How to maintain pH and total alkalinity in hot tub

Modawg2k

Well-known member
May 4, 2013
338
Phoenix, AZ
#1
I have a 450 gallon aboveground hot tub. what's the best way to maintain pH and total alkalinity. I've been using muriatic acid but I did not know if that's the best way since so little is used there is greater room for error.


Sent from my iPhone using Tapatalk
 

JoyfulNoise

TFP Expert
Platinum Supporter
May 23, 2015
14,644
Tucson, AZ
#6
Ok. So here's what I would suggest.

-Continue to use MA to adjust pH; if low measurement volumes are an issue, then use the slightly more expensive but less concentrated 15% MA as that will roughly double the amount you have to measure out and put in.

- Since you are using tablets, I would be hesitant to keep your TA too low as the tablets are acidic and could cause issues. Keep your TA around 80ppm and monitor it. Bleach is not going to affect your TA much so shocking with bleach to get the Br up is ok.

- Add 50ppm borates to the water and try to use boric acid if you can get it (Duda Diesel sells it on their website and through their amazon page). The borates will help to control the pH rise from aeration.
 
OP
OP
Modawg2k
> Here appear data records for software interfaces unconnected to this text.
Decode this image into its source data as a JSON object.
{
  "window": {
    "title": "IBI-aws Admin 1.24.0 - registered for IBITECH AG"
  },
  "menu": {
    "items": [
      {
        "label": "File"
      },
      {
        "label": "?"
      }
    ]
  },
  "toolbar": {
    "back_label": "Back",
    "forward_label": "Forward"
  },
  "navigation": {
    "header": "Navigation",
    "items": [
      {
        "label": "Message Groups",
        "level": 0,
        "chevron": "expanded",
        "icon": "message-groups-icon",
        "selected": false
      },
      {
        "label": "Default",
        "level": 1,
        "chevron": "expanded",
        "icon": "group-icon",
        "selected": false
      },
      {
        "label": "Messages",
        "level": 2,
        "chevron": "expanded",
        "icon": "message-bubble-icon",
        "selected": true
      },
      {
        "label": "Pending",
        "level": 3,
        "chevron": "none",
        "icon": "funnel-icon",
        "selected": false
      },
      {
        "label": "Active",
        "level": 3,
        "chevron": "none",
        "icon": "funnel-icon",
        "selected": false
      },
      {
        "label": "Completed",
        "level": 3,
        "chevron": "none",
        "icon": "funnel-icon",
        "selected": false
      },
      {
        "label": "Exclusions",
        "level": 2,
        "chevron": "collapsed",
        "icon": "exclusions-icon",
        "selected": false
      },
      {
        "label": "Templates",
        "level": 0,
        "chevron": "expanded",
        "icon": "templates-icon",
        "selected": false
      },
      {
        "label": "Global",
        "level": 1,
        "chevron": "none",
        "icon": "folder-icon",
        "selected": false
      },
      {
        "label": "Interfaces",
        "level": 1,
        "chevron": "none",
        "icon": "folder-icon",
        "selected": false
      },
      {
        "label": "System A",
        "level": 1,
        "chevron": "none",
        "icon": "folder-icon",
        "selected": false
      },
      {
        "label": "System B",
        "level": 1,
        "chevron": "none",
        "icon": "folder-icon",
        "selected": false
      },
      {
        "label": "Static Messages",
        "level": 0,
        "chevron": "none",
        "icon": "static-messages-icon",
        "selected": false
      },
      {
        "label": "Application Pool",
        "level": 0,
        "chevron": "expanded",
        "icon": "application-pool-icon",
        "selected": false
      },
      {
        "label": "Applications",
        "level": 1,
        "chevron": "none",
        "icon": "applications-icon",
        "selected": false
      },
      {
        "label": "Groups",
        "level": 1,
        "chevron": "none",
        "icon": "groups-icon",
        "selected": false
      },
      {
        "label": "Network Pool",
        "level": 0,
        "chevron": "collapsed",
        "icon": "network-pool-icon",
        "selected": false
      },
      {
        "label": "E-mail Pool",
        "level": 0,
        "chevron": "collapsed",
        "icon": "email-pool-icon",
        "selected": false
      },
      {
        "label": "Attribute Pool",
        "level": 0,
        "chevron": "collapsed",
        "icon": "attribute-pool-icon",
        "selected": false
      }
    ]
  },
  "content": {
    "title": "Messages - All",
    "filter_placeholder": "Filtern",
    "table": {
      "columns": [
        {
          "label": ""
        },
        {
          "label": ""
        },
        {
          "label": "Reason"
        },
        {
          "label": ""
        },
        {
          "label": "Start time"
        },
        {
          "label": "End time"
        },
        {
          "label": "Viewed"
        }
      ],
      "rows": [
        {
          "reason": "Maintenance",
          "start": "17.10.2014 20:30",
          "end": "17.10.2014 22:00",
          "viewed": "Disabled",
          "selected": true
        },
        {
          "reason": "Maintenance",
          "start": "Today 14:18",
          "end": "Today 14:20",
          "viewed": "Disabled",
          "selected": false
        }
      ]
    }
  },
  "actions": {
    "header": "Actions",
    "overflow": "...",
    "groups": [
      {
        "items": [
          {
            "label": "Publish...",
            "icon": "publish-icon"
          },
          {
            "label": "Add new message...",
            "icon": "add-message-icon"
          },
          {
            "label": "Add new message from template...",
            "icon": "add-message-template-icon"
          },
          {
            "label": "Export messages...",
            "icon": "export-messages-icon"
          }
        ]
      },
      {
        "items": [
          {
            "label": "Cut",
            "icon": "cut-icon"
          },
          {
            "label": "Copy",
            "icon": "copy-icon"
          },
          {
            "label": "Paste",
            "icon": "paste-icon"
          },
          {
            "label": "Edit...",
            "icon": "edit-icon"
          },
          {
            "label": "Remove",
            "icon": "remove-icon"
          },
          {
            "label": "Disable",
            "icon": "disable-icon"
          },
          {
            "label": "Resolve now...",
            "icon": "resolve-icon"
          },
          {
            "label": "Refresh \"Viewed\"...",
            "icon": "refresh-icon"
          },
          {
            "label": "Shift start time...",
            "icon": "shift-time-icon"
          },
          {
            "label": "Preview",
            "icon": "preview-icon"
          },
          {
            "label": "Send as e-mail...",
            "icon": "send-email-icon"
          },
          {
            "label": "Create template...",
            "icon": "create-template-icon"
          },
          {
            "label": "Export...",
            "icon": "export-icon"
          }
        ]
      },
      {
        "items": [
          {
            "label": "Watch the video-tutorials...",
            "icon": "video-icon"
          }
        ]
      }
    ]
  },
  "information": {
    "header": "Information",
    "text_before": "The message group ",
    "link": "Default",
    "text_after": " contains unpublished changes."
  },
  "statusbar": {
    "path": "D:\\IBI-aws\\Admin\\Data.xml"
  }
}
Modawg2k

Well-known member
May 4, 2013
338
Phoenix, AZ
#7
Great thanks.

My current numbers today after my fill this past weekend.

TA 90
pH 8
FC 0.5 (which if I understand correctly, puts my Bromine at 1.125 after multiplying by a factor of 2.25)

Plan of action
1) Lower TA to 80 by dropping pH
2) On a weekly basis, bump up my Bromine to above 10 as a shock
3) Look into borates to control pH rise

Is the weekly shock something that I should be doing? The bather load on this spa is very minimal.
 

JoyfulNoise

TFP Expert
Platinum Supporter
May 23, 2015
14,644
Tucson, AZ
#8
Maintaining a consistent bromine level is what you should be focusing on. Theoretically speaking, if you were able to maintain a constant bromine level, say 3-4ppm, then you would never need to "shock weekly". The only way to maintain a consistent bromine level is to either have an ozone generator to regenerate the bromine or use a tablet floater and keep it full of BCDMH tablets. If your tub's sanitizer is bottoming out a lot, then you definitely to shock periodically and before use.

Does the tub have an O3 generator?


Sent from my iPhone using Tapatalk
 
OP
OP
Modawg2k

Modawg2k

Well-known member
May 4, 2013
338
Phoenix, AZ
#9
I'm 93% sure it does have an ozone generator. I'll double-check with the manufacture. If I do have an ozone generator, is there any reason to continue to float bromine? I've been doing that the past year or so, throwing in just a few tabs here and there.
 
#10
I switched over my swim spa to Bromine and can't be happier. Maintaining bromine at 3-4 with a floater. I purchased MPS for shock after heavy pool use (2 people exercising) but wondering if I should switch to Cl instead. I was having problems with high pH but now my pH is dipping to 7-7.2. What does MPS do to pH compared to bleach?
 

JoyfulNoise

TFP Expert
Platinum Supporter
May 23, 2015
14,644
Tucson, AZ
#11
I switched over my swim spa to Bromine and can't be happier. Maintaining bromine at 3-4 with a floater. I purchased MPS for shock after heavy pool use (2 people exercising) but wondering if I should switch to Cl instead. I was having problems with high pH but now my pH is dipping to 7-7.2. What does MPS do to pH compared to bleach?
MPS is net-acidic when added to the water (lowers pH). Bleach will initially raise pH because it contains excess lye from the manufacturing process but that pH rise should be lowered over time as bromine chemical reactions are acidic. Your tablets are also acidic as well which is why you pH is going down.

If you plan to use tablets then you need to monitor pH and TA closely and add back alkalinity (using baking soda) as the TA decreases. Baking soda will also slowly raise pH as carbon dioxide outgases from the tub.


Sent from my iPhone using Tapatalk
 

JoyfulNoise

TFP Expert
Platinum Supporter
May 23, 2015
14,644
Tucson, AZ
#12
By the way, I would not use MPS. It is no better than chlorine (and in some ways, not as good), it is more expensive than chlorine AND it adds sulfates to the water which can shorten the life of certain heater elements.

If your swim spa has heavy use, then you might consider adding a UV system to handle the extra bather load. Ozone would be good too as that would help regenerate the bromine but those systems are often woefully under-powered.


Sent from my iPhone using Tapatalk